- If your agency had a backlog of administrative appeals in Fiscal Year 2011, did that backlog decrease as compared to Fiscal Year 2010?
- In Fiscal Year 2011, did your agency close the ten oldest requests that were pending as of the end of Fiscal Year 2010?
- In Fiscal Year 2011, did your agency close the ten oldest administrative appeals that were pending as of the end of Fiscal Year 2010?
- If you answered “no” to any of the above questions, describe why that has occurred. In doing so, answer the following questions then include any additional explanation:
Administrative Appeal Backlog:
- Was the lack of a reduction in the request backlog a result of an increase in the number of incoming requests? N/A
- Was the lack of a reduction in the request backlog caused by a loss of staff? N/A
- Was the lack of a reduction in the request backlog caused by an increase in the complexity of the requests received? N/A
- What other causes, if any, contributed to the lack of a decrease in the request backlog? N/A
- Was the lack of a reduction in the backlog of administrative appeals a result of an increase in the number of incoming appeals? No.

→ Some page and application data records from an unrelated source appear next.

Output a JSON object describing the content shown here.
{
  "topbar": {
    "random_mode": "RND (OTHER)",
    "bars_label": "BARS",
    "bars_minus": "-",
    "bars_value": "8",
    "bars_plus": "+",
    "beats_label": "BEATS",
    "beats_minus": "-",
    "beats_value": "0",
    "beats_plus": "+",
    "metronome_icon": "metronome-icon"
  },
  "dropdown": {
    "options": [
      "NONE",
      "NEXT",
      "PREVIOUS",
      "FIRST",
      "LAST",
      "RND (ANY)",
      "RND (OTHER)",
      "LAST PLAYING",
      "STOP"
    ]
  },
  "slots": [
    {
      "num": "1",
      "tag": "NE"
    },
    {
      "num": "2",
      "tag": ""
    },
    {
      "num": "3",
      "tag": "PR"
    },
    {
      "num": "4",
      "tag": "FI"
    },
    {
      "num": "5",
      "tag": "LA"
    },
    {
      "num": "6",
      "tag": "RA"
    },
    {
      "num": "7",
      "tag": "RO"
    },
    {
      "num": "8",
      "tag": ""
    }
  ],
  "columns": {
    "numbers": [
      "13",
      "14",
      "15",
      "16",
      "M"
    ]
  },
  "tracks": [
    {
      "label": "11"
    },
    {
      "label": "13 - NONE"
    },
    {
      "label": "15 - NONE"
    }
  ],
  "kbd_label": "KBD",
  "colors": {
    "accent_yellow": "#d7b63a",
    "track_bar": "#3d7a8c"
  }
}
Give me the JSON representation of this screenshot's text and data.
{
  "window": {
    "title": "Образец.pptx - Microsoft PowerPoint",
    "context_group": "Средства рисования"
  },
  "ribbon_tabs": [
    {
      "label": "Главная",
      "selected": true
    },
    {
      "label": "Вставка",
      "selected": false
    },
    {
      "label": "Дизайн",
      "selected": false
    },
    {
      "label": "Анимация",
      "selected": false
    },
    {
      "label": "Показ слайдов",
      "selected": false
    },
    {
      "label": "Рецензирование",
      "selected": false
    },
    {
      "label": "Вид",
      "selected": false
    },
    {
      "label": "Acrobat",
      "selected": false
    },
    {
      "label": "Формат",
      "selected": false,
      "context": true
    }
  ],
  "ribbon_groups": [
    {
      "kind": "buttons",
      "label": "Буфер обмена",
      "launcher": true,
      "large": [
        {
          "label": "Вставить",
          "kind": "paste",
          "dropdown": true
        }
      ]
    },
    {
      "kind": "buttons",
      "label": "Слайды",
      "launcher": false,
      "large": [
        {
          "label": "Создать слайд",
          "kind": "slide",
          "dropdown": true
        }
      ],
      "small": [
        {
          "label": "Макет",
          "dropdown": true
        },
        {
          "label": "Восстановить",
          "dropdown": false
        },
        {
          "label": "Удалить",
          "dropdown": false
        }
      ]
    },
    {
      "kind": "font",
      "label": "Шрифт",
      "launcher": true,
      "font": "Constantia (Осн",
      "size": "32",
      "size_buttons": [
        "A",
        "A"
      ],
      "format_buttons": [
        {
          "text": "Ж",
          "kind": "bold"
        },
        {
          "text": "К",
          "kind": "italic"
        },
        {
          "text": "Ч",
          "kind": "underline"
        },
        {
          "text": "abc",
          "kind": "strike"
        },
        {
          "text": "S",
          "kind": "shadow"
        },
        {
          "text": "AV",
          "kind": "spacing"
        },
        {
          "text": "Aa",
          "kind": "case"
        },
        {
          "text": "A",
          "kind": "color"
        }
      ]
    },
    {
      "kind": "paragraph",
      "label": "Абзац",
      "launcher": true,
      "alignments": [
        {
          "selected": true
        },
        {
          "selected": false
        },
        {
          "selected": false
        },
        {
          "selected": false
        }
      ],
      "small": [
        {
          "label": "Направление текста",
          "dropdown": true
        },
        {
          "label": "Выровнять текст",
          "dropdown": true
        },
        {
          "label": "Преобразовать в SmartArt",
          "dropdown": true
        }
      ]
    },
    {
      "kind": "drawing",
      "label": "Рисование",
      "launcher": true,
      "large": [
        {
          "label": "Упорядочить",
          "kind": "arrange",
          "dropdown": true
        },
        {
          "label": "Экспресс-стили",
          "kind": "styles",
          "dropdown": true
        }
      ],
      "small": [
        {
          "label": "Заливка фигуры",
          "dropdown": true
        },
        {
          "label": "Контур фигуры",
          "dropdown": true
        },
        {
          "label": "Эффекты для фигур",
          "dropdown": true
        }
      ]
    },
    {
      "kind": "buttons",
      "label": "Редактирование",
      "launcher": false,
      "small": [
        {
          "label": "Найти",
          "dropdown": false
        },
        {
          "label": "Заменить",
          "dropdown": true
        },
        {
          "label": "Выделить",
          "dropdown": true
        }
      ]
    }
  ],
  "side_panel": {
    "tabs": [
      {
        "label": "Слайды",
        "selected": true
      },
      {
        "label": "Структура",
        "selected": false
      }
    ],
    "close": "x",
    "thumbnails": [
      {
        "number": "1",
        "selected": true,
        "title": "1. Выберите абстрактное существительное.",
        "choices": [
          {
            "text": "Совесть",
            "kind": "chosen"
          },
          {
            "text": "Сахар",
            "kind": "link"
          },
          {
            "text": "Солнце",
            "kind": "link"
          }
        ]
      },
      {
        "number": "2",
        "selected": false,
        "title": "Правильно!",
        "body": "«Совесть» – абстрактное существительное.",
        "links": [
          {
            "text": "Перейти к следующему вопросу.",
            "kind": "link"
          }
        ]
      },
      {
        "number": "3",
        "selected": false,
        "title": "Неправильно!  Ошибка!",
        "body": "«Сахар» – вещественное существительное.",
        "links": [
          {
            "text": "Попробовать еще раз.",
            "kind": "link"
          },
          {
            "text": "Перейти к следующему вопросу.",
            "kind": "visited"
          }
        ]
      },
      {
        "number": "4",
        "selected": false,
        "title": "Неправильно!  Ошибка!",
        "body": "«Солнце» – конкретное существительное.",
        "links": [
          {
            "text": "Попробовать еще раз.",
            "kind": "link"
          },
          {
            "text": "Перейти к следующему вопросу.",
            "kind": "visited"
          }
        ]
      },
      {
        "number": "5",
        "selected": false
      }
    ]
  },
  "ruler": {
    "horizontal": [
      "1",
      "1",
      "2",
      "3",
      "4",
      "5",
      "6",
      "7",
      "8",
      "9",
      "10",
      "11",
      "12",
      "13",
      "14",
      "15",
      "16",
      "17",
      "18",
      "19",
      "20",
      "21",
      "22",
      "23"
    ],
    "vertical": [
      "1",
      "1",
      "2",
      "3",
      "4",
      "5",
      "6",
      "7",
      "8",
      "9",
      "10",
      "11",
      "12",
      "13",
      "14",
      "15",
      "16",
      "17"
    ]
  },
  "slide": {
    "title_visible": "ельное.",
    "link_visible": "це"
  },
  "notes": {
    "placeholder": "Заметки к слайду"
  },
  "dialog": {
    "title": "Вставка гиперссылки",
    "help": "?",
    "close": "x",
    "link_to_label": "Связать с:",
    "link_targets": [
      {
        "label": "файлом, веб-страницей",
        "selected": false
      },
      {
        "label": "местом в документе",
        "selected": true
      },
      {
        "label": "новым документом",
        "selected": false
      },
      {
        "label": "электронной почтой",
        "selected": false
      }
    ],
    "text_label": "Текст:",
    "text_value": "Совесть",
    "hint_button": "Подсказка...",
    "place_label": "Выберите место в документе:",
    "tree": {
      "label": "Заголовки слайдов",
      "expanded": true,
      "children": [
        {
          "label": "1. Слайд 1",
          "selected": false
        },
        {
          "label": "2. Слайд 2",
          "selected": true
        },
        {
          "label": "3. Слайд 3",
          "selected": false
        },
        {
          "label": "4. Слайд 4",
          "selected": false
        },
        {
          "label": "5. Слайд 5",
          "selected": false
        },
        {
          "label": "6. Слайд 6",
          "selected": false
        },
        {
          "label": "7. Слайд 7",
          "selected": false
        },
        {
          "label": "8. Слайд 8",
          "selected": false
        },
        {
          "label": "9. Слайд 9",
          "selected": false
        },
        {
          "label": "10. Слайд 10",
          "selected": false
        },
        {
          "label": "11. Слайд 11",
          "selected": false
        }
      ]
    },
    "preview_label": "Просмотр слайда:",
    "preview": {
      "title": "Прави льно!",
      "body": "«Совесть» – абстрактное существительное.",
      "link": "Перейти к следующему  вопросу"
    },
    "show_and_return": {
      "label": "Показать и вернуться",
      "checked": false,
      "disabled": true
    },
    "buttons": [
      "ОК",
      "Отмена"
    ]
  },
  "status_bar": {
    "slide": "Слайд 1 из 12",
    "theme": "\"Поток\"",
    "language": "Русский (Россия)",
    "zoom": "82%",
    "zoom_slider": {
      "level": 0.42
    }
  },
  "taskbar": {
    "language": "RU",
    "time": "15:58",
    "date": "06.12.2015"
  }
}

- Was the lack of a reduction in the appeal backlog caused by a loss of staff? No.
- Was the lack of a reduction in the appeal backlog caused by an increase in the complexity of the requests received? Yes.
- What other causes, if any, contributed to the lack of a decrease in the appeal backlog? None.
All agencies should strive to both reduce any existing backlogs or requests and appeals and to improve their timeliness in responding to requests and appeals. Describe the steps your agency is taking to make improvements in those areas. In doing so, answer the following questions and then also include any other steps being taken to reduce backlogs and to improve timeliness.
- Does your agency routinely set goals and monitor the progress of your FOIA caseload?
The goal is to process within the time frame prescribed under the FOIA. FOIA workload progress is constantly monitored and measured via daily workload and case reports as well as meetings with staff.
- Has your agency increased its FOIA staffing?
The Office of FOIA Services maintained its staffing levels from FY2010.
- Has your agency made IT improvements to increase timeliness?
Yes. The commercial product used by the SEC to track requests is routinely updated. The product has been instrumental in organizing workload for efficiency and timeliness. Hardware improvements, such as faster, high-resolution scanners, are routinely procured as technology improves.
- If your agency receives consultations from other agencies, has your agency taken steps to improve the efficiency of the handling of such consultations, such as utilizing IT to share the documents, or establishing guidelines or agreements with other agencies on the handling of particular information to speed up or eliminate the need for consultations?
To date, no issues have arisen regarding the process for handling consultations.
Use of FOIA’s Law Enforcement “Exclusions”
In order to increase transparency regarding the use of the FOIA’s statutory law enforcement exclusions, which authorize agencies under certain exceptional circumstances to “treat the records as not subject to the requirements of [the FOIA],” 5 U.S.C. § 552(c)(1), (2), (3), please answer the following questions:
- Did your agency invoke a statutory exclusion during Fiscal Year 2011?
- If so, what is the total number of times exclusions were invoked?
Spotlight on Success
Out of all the activities undertaken by your agency since March 2011 to increase transparency and improve FOIA administration, describe here one success story that you would like to highlight as emblematic of your agency’s efforts.
Despite a record number of requests received by the SEC in FY2011, the agency’s backlog continued to decrease, and the number of requests pending at the end of the fiscal year was the lowest it has been in 9 years.